4 min read

27 September 2019

This summer inflation rates saw a steady slump, but as Brexit looms – how will this affect SMEs?

Fluctuating inflation rates are one of the many fears that British business owners are set to face amid Brexit uncertainty.

As of 2019, the annual inflation rate fell to 1.7% in August, the lowest it has been since December 2016. While many consumers took this as a positive when they hit the shops for the last of the summer sales recently, Westminster whisperings of a weaker pound don’t paint a hopeful picture for the future costs of goods and services in the UK.

Many buyers are encouraged to “get while the getting is good” as economists predict that after the 31st of October there will be a steady rise in households essentials, with meat seeing a plump 5.8% increase and oils by 7.8%. 

So while shoppers stock up in an apocalyptic mania, how do inflation rates affect the smooth runnings of British SMEs?

Inflation is like a pendulum swinging

How will inflation rates affect business owners who export overseas?

“One in ten UK SMEs exports overseas, which means they have significant foreign currency exposure and inflation can have an important impact on this,” says Barney Cotton, Senior Trader at Smart Currency Exchange.  

At this current moment, low inflation rates are helpful for many SME operating in trade, as this aids in boosting a currency.

However, it can mean that exporting becomes more of a hassle as prices are typically higher for overseas buyers. Cotton continues to predict that if high inflation was to return the pound would plummet reversing the paradigm in overseas trade.

While overseas trade may not be a major concern for many small business owners in the UK, recent statistics show that only 1 in 5 SMEs have put steps in place to prepare for the UK leaving the European Union with no-deal. This is despite the fact that Brexit has already caused a third of businesses a temporary loss in profitability.

The use of forward contracts has been a recommended move for many businesses in the trade sector. These industries feel inflation when it hits the most, so locking a fixed exchange rate for a set period of time means that when the market inevitability moves their budget won’t.

SMEs have less leverage than big competitors

Smaller businesses face adversity in times of economic uncertainty.

Neither smaller-scale enterprises nor major corporations will escape unscathed from the impending Brexit blowout. However, what pricing strategy specialists James Brown fears is that SMEs won’t think carefully about how to minimise the impact on their own costs nor manage their prices well enough to protect profits.

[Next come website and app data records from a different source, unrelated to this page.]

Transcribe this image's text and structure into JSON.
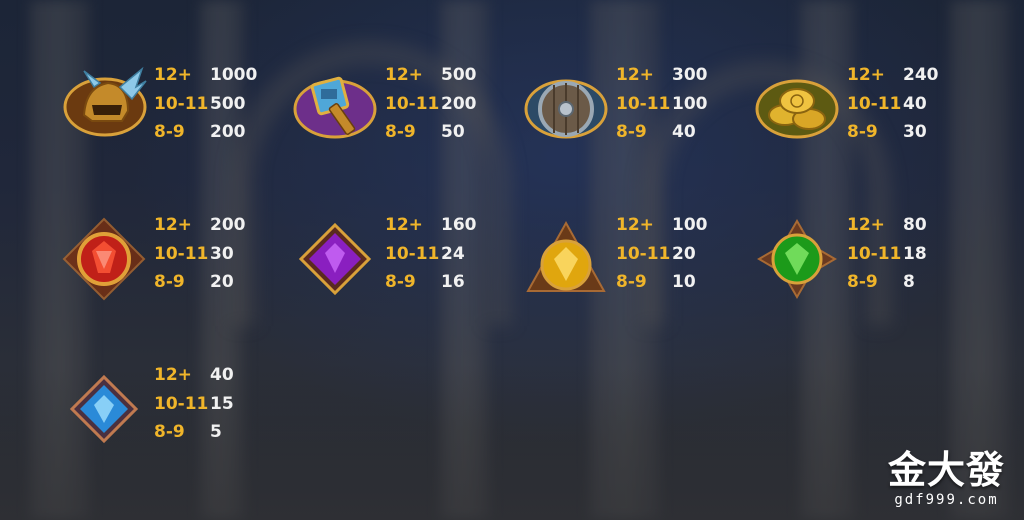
{
  "paytable": [
    {
      "symbol": "helmet-icon",
      "rows": [
        {
          "count": "12+",
          "pay": "1000"
        },
        {
          "count": "10-11",
          "pay": "500"
        },
        {
          "count": "8-9",
          "pay": "200"
        }
      ]
    },
    {
      "symbol": "hammer-icon",
      "rows": [
        {
          "count": "12+",
          "pay": "500"
        },
        {
          "count": "10-11",
          "pay": "200"
        },
        {
          "count": "8-9",
          "pay": "50"
        }
      ]
    },
    {
      "symbol": "shield-icon",
      "rows": [
        {
          "count": "12+",
          "pay": "300"
        },
        {
          "count": "10-11",
          "pay": "100"
        },
        {
          "count": "8-9",
          "pay": "40"
        }
      ]
    },
    {
      "symbol": "gold-coins-icon",
      "rows": [
        {
          "count": "12+",
          "pay": "240"
        },
        {
          "count": "10-11",
          "pay": "40"
        },
        {
          "count": "8-9",
          "pay": "30"
        }
      ]
    },
    {
      "symbol": "red-gem-icon",
      "rows": [
        {
          "count": "12+",
          "pay": "200"
        },
        {
          "count": "10-11",
          "pay": "30"
        },
        {
          "count": "8-9",
          "pay": "20"
        }
      ]
    },
    {
      "symbol": "purple-gem-icon",
      "rows": [
        {
          "count": "12+",
          "pay": "160"
        },
        {
          "count": "10-11",
          "pay": "24"
        },
        {
          "count": "8-9",
          "pay": "16"
        }
      ]
    },
    {
      "symbol": "yellow-gem-icon",
      "rows": [
        {
          "count": "12+",
          "pay": "100"
        },
        {
          "count": "10-11",
          "pay": "20"
        },
        {
          "count": "8-9",
          "pay": "10"
        }
      ]
    },
    {
      "symbol": "green-gem-icon",
      "rows": [
        {
          "count": "12+",
          "pay": "80"
        },
        {
          "count": "10-11",
          "pay": "18"
        },
        {
          "count": "8-9",
          "pay": "8"
        }
      ]
    },
    {
      "symbol": "blue-gem-icon",
      "rows": [
        {
          "count": "12+",
          "pay": "40"
        },
        {
          "count": "10-11",
          "pay": "15"
        },
        {
          "count": "8-9",
          "pay": "5"
        }
      ]
    }
  ],
  "watermark": {
    "chinese": "金大發",
    "url": "gdf999.com"
  },
  "colors": {
    "count": "#f0b52a",
    "pay": "#f1f1f1"
  }
}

During times of economic uncertainty, the business sector becomes increasingly cutthroat. Brown says that businesses should watch out for any fixed price contracts they have with customers, especially as larger buyers try to negotiate out any clauses about automatic increases from inflation.

Who knows what’s next?

Who knows what’s next amid Brexit uncertainty?

The talks of an impending recession and the labour market coming to a screeching halt for the first time since 2017 are other factors that will undoubtedly affect the economic market.

It’s also important to remember that inflation affects different businesses in alternative ways. If we look back to 2015 when overall inflation was negative, physical goods fell in price by 1.6% while services went up 1.7%. It’s crucial for any business owner to be thinking about their own costs and prices regardless of the headline figure.